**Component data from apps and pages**
*****

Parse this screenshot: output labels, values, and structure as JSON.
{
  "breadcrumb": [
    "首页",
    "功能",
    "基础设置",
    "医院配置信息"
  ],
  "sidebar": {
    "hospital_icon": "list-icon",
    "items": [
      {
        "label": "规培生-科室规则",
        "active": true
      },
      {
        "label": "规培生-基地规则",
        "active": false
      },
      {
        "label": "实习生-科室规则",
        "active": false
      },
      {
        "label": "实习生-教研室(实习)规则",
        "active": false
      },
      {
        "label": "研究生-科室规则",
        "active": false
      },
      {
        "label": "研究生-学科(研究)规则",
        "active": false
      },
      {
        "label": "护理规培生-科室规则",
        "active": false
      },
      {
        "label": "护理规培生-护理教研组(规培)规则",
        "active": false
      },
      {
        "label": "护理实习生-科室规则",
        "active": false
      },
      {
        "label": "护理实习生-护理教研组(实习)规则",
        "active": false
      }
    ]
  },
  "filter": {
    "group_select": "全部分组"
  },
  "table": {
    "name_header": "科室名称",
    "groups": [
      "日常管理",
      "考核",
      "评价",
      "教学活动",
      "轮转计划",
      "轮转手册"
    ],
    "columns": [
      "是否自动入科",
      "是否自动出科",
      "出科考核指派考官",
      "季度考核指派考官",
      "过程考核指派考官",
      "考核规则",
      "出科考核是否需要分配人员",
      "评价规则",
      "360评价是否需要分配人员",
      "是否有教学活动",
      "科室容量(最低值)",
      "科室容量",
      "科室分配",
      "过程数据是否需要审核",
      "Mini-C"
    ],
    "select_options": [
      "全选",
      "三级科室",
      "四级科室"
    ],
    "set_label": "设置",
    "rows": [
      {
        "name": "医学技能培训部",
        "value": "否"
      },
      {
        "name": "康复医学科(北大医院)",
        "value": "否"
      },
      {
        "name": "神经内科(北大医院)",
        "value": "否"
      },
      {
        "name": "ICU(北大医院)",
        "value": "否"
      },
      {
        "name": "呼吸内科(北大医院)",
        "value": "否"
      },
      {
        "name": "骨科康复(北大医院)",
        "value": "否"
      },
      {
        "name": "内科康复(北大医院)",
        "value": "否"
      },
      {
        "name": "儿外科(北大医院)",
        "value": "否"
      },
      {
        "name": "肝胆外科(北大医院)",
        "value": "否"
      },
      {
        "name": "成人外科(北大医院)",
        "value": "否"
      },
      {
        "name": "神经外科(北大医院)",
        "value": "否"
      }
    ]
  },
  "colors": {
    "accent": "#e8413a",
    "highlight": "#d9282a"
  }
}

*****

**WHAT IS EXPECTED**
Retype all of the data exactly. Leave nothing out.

**RESPONSE**
Parse this screenshot: output labels, values, and structure as JSON.
{
  "breadcrumb": [
    "首页",
    "功能",
    "基础设置",
    "医院配置信息"
  ],
  "sidebar": {
    "hospital_icon": "list-icon",
    "items": [
      {
        "label": "规培生-科室规则",
        "active": true
      },
      {
        "label": "规培生-基地规则",
        "active": false
      },
      {
        "label": "实习生-科室规则",
        "active": false
      },
      {
        "label": "实习生-教研室(实习)规则",
        "active": false
      },
      {
        "label": "研究生-科室规则",
        "active": false
      },
      {
        "label": "研究生-学科(研究)规则",
        "active": false
      },
      {
        "label": "护理规培生-科室规则",
        "active": false
      },
      {
        "label": "护理规培生-护理教研组(规培)规则",
        "active": false
      },
      {
        "label": "护理实习生-科室规则",
        "active": false
      },
      {
        "label": "护理实习生-护理教研组(实习)规则",
        "active": false
      }
    ]
  },
  "filter": {
    "group_select": "全部分组"
  },
  "table": {
    "name_header": "科室名称",
    "groups": [
      "日常管理",
      "考核",
      "评价",
      "教学活动",
      "轮转计划",
      "轮转手册"
    ],
    "columns": [
      "是否自动入科",
      "是否自动出科",
      "出科考核指派考官",
      "季度考核指派考官",
      "过程考核指派考官",
      "考核规则",
      "出科考核是否需要分配人员",
      "评价规则",
      "360评价是否需要分配人员",
      "是否有教学活动",
      "科室容量(最低值)",
      "科室容量",
      "科室分配",
      "过程数据是否需要审核",
      "Mini-C"
    ],
    "select_options": [
      "全选",
      "三级科室",
      "四级科室"
    ],
    "set_label": "设置",
    "rows": [
      {
        "name": "医学技能培训部",
        "value": "否"
      },
      {
        "name": "康复医学科(北大医院)",
        "value": "否"
      },
      {
        "name": "神经内科(北大医院)",
        "value": "否"
      },
      {
        "name": "ICU(北大医院)",
        "value": "否"
      },
      {
        "name": "呼吸内科(北大医院)",
        "value": "否"
      },
      {
        "name": "骨科康复(北大医院)",
        "value": "否"
      },
      {
        "name": "内科康复(北大医院)",
        "value": "否"
      },
      {
        "name": "儿外科(北大医院)",
        "value": "否"
      },
      {
        "name": "肝胆外科(北大医院)",
        "value": "否"
      },
      {
        "name": "成人外科(北大医院)",
        "value": "否"
      },
      {
        "name": "神经外科(北大医院)",
        "value": "否"
      }
    ]
  },
  "colors": {
    "accent": "#e8413a",
    "highlight": "#d9282a"
  }
}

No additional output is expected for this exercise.